- _YOUR INSTRUCTIONS_: Every line of the data should be output word for word.

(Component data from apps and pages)
——————

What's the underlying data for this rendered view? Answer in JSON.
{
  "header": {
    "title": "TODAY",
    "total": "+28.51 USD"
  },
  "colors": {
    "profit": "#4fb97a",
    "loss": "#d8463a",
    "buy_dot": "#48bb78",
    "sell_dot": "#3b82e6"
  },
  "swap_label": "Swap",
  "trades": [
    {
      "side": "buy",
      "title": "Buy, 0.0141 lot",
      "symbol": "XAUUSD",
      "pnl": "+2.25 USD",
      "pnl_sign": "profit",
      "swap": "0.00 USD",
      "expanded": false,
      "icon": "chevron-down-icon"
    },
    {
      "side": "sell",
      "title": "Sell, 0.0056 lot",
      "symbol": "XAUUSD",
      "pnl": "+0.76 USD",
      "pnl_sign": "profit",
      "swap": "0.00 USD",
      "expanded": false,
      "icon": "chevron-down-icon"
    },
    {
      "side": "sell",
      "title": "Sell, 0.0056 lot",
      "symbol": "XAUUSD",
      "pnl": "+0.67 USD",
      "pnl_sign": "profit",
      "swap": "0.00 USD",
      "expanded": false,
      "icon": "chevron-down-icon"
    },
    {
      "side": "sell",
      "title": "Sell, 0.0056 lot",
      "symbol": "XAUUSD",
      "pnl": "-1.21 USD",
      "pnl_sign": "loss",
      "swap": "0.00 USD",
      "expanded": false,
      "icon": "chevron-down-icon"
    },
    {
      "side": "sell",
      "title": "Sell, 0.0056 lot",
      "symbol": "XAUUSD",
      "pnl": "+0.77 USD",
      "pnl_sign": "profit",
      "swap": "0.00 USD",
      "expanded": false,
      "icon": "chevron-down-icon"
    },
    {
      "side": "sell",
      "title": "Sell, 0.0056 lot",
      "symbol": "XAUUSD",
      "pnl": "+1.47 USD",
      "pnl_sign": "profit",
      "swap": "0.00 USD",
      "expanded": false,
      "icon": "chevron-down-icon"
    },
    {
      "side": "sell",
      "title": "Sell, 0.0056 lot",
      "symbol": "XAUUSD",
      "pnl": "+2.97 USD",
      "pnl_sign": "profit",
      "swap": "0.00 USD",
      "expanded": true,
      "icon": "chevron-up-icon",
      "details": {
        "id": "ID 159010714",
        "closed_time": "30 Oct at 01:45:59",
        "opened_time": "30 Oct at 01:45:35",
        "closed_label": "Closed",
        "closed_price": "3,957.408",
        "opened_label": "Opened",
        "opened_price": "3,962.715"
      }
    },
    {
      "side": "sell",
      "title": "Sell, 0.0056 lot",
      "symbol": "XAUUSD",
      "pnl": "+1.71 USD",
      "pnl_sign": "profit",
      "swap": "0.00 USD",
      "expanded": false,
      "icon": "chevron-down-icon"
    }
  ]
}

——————

- _SOLUTION TO THIS PROBLEM_:
What's the underlying data for this rendered view? Answer in JSON.
{
  "header": {
    "title": "TODAY",
    "total": "+28.51 USD"
  },
  "colors": {
    "profit": "#4fb97a",
    "loss": "#d8463a",
    "buy_dot": "#48bb78",
    "sell_dot": "#3b82e6"
  },
  "swap_label": "Swap",
  "trades": [
    {
      "side": "buy",
      "title": "Buy, 0.0141 lot",
      "symbol": "XAUUSD",
      "pnl": "+2.25 USD",
      "pnl_sign": "profit",
      "swap": "0.00 USD",
      "expanded": false,
      "icon": "chevron-down-icon"
    },
    {
      "side": "sell",
      "title": "Sell, 0.0056 lot",
      "symbol": "XAUUSD",
      "pnl": "+0.76 USD",
      "pnl_sign": "profit",
      "swap": "0.00 USD",
      "expanded": false,
      "icon": "chevron-down-icon"
    },
    {
      "side": "sell",
      "title": "Sell, 0.0056 lot",
      "symbol": "XAUUSD",
      "pnl": "+0.67 USD",
      "pnl_sign": "profit",
      "swap": "0.00 USD",
      "expanded": false,
      "icon": "chevron-down-icon"
    },
    {
      "side": "sell",
      "title": "Sell, 0.0056 lot",
      "symbol": "XAUUSD",
      "pnl": "-1.21 USD",
      "pnl_sign": "loss",
      "swap": "0.00 USD",
      "expanded": false,
      "icon": "chevron-down-icon"
    },
    {
      "side": "sell",
      "title": "Sell, 0.0056 lot",
      "symbol": "XAUUSD",
      "pnl": "+0.77 USD",
      "pnl_sign": "profit",
      "swap": "0.00 USD",
      "expanded": false,
      "icon": "chevron-down-icon"
    },
    {
      "side": "sell",
      "title": "Sell, 0.0056 lot",
      "symbol": "XAUUSD",
      "pnl": "+1.47 USD",
      "pnl_sign": "profit",
      "swap": "0.00 USD",
      "expanded": false,
      "icon": "chevron-down-icon"
    },
    {
      "side": "sell",
      "title": "Sell, 0.0056 lot",
      "symbol": "XAUUSD",
      "pnl": "+2.97 USD",
      "pnl_sign": "profit",
      "swap": "0.00 USD",
      "expanded": true,
      "icon": "chevron-up-icon",
      "details": {
        "id": "ID 159010714",
        "closed_time": "30 Oct at 01:45:59",
        "opened_time": "30 Oct at 01:45:35",
        "closed_label": "Closed",
        "closed_price": "3,957.408",
        "opened_label": "Opened",
        "opened_price": "3,962.715"
      }
    },
    {
      "side": "sell",
      "title": "Sell, 0.0056 lot",
      "symbol": "XAUUSD",
      "pnl": "+1.71 USD",
      "pnl_sign": "profit",
      "swap": "0.00 USD",
      "expanded": false,
      "icon": "chevron-down-icon"
    }
  ]
}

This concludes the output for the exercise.